DATA FOR REVIEW START

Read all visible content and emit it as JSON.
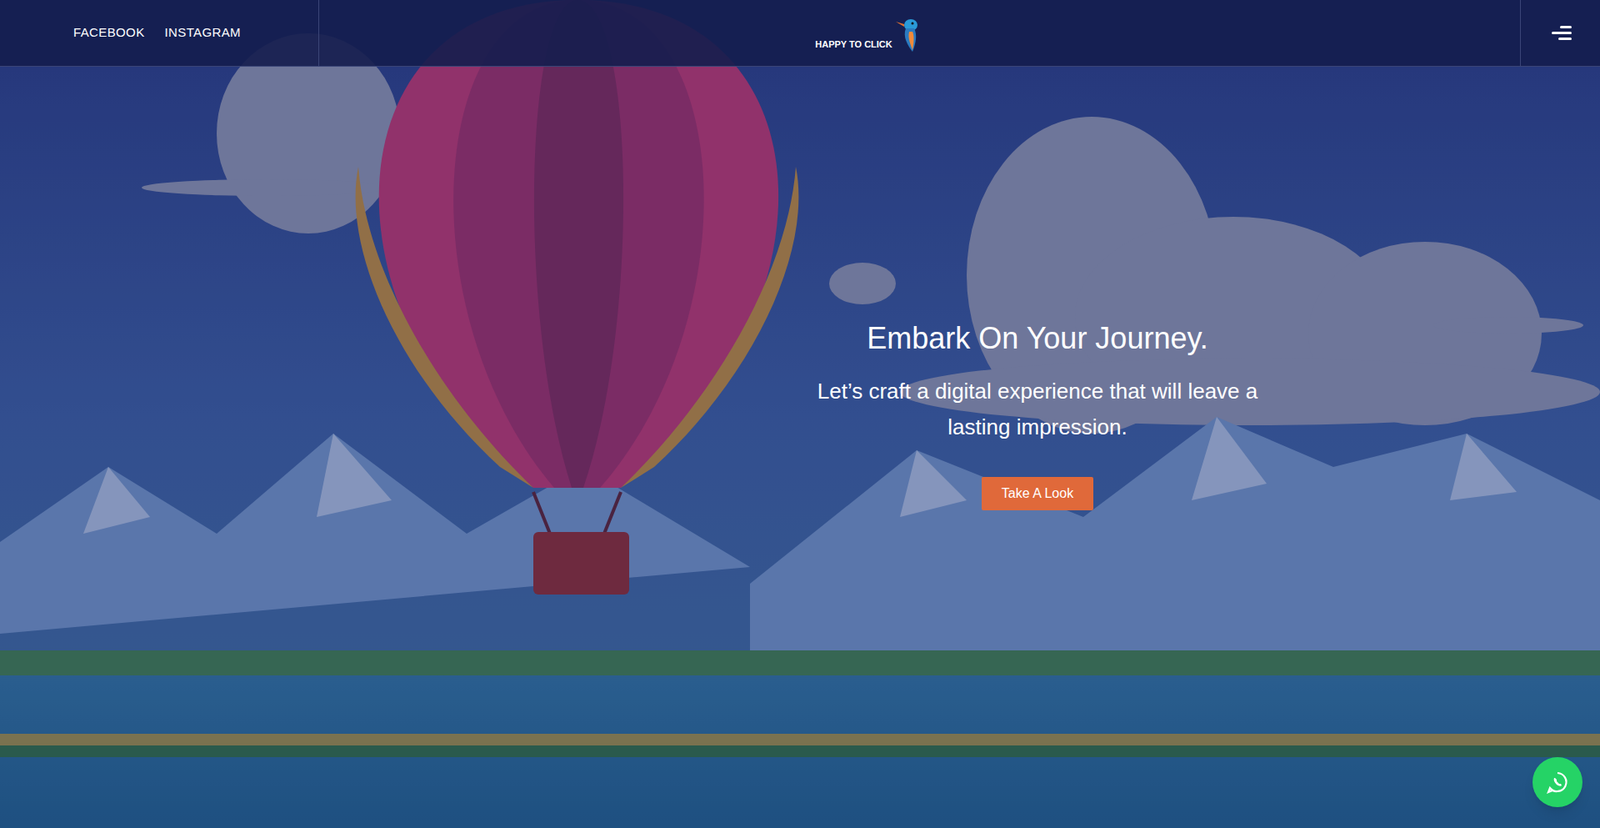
{
  "header": {
    "social_links": [
      "FACEBOOK",
      "INSTAGRAM"
    ],
    "logo": "HAPPY TO CLICK",
    "menu_icon": "menu"
  },
  "hero": {
    "heading": "Embark On Your Journey.",
    "subtitle": "Let’s craft a digital experience that will leave a lasting impression.",
    "button": "Take A Look"
  },
  "floating_button": {
    "label": "whatsapp"
  }
}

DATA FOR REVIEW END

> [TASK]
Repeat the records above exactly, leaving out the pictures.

> [RESPONSE AREA]
Read all visible content and emit it as JSON.
{
  "header": {
    "social_links": [
      "FACEBOOK",
      "INSTAGRAM"
    ],
    "logo": "HAPPY TO CLICK",
    "menu_icon": "menu"
  },
  "hero": {
    "heading": "Embark On Your Journey.",
    "subtitle": "Let’s craft a digital experience that will leave a lasting impression.",
    "button": "Take A Look"
  },
  "floating_button": {
    "label": "whatsapp"
  }
}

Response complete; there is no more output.